* **ASSIGNMENT**
One exact copy of the listing, minus the images, is the required answer.
──────
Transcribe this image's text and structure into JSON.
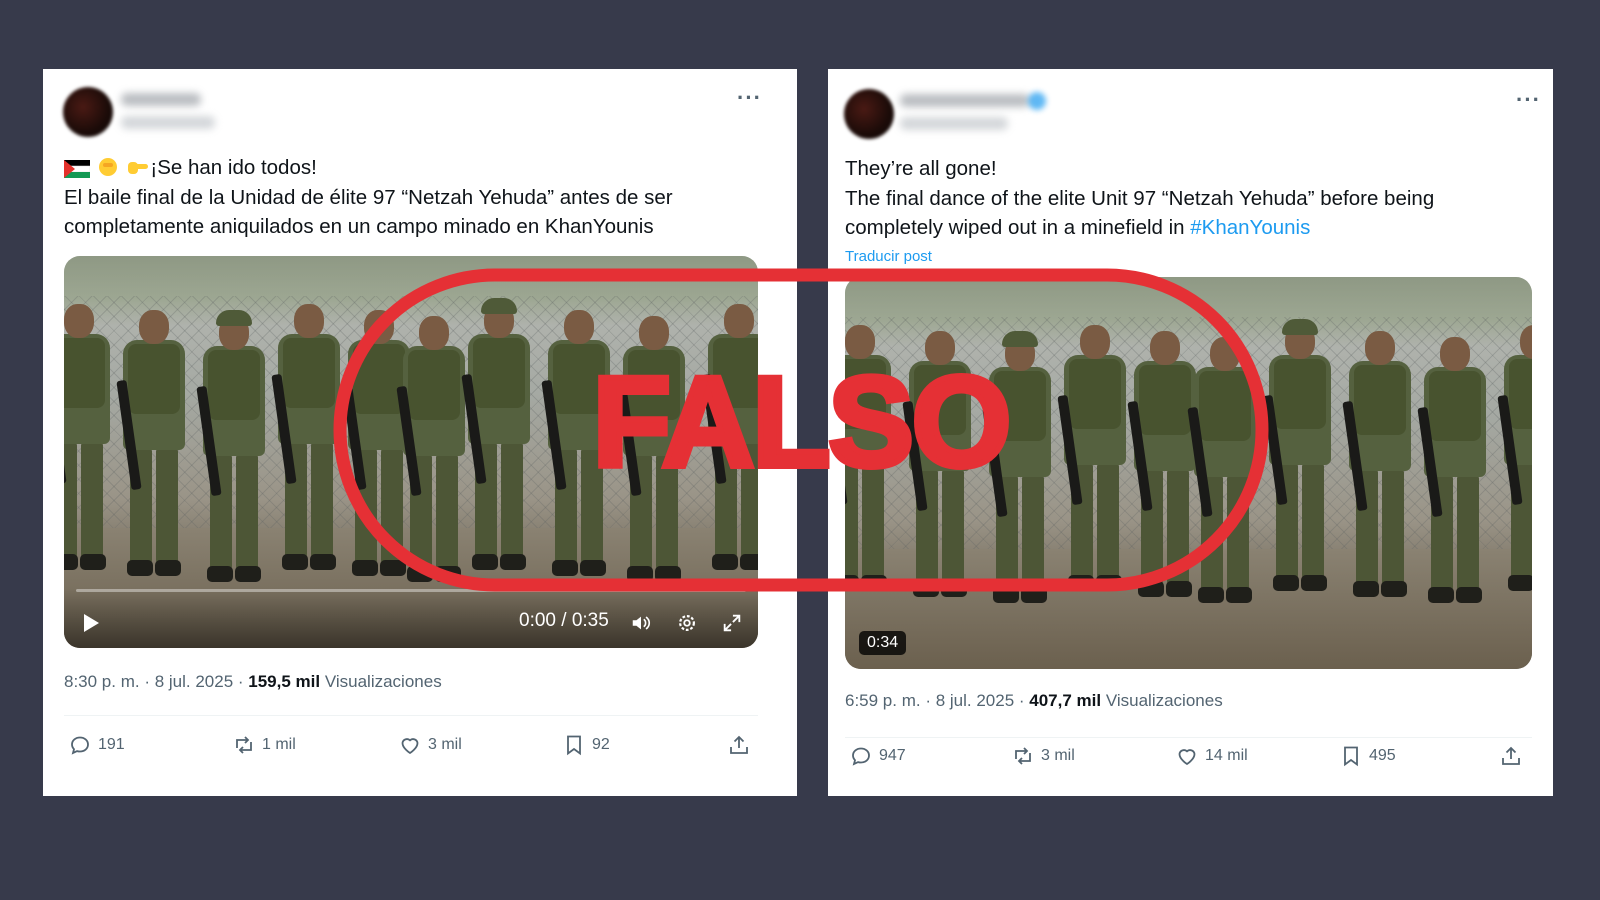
{
  "colors": {
    "background": "#373a4b",
    "stamp_red": "#e53035",
    "link_blue": "#1d9bf0",
    "meta_gray": "#536471"
  },
  "stamp": {
    "text": "FALSO"
  },
  "left_post": {
    "flag_icon": "palestine-flag-icon",
    "text_lines": [
      "¡Se han ido todos!",
      "El baile final de la Unidad de élite 97 “Netzah Yehuda” antes de ser",
      "completamente aniquilados en un campo minado en KhanYounis"
    ],
    "video": {
      "time": "0:00 / 0:35",
      "progress": 0.0
    },
    "timestamp": "8:30 p. m. · 8 jul. 2025 · ",
    "views_count": "159,5 mil",
    "views_label": "Visualizaciones",
    "replies": "191",
    "reposts": "1 mil",
    "likes": "3 mil",
    "bookmarks": "92"
  },
  "right_post": {
    "text_lines": [
      "They’re all gone!",
      "The final dance of the elite Unit 97 “Netzah Yehuda” before being"
    ],
    "text_line3_prefix": "completely wiped out in a minefield in ",
    "hashtag": "#KhanYounis",
    "translate": "Traducir post",
    "video": {
      "duration": "0:34"
    },
    "timestamp": "6:59 p. m. · 8 jul. 2025 · ",
    "views_count": "407,7 mil",
    "views_label": "Visualizaciones",
    "replies": "947",
    "reposts": "3 mil",
    "likes": "14 mil",
    "bookmarks": "495"
  }
}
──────
* **ANSWER SPACE**
Transcribe this image's text and structure into JSON.
{
  "colors": {
    "background": "#373a4b",
    "stamp_red": "#e53035",
    "link_blue": "#1d9bf0",
    "meta_gray": "#536471"
  },
  "stamp": {
    "text": "FALSO"
  },
  "left_post": {
    "flag_icon": "palestine-flag-icon",
    "text_lines": [
      "¡Se han ido todos!",
      "El baile final de la Unidad de élite 97 “Netzah Yehuda” antes de ser",
      "completamente aniquilados en un campo minado en KhanYounis"
    ],
    "video": {
      "time": "0:00 / 0:35",
      "progress": 0.0
    },
    "timestamp": "8:30 p. m. · 8 jul. 2025 · ",
    "views_count": "159,5 mil",
    "views_label": "Visualizaciones",
    "replies": "191",
    "reposts": "1 mil",
    "likes": "3 mil",
    "bookmarks": "92"
  },
  "right_post": {
    "text_lines": [
      "They’re all gone!",
      "The final dance of the elite Unit 97 “Netzah Yehuda” before being"
    ],
    "text_line3_prefix": "completely wiped out in a minefield in ",
    "hashtag": "#KhanYounis",
    "translate": "Traducir post",
    "video": {
      "duration": "0:34"
    },
    "timestamp": "6:59 p. m. · 8 jul. 2025 · ",
    "views_count": "407,7 mil",
    "views_label": "Visualizaciones",
    "replies": "947",
    "reposts": "3 mil",
    "likes": "14 mil",
    "bookmarks": "495"
  }
}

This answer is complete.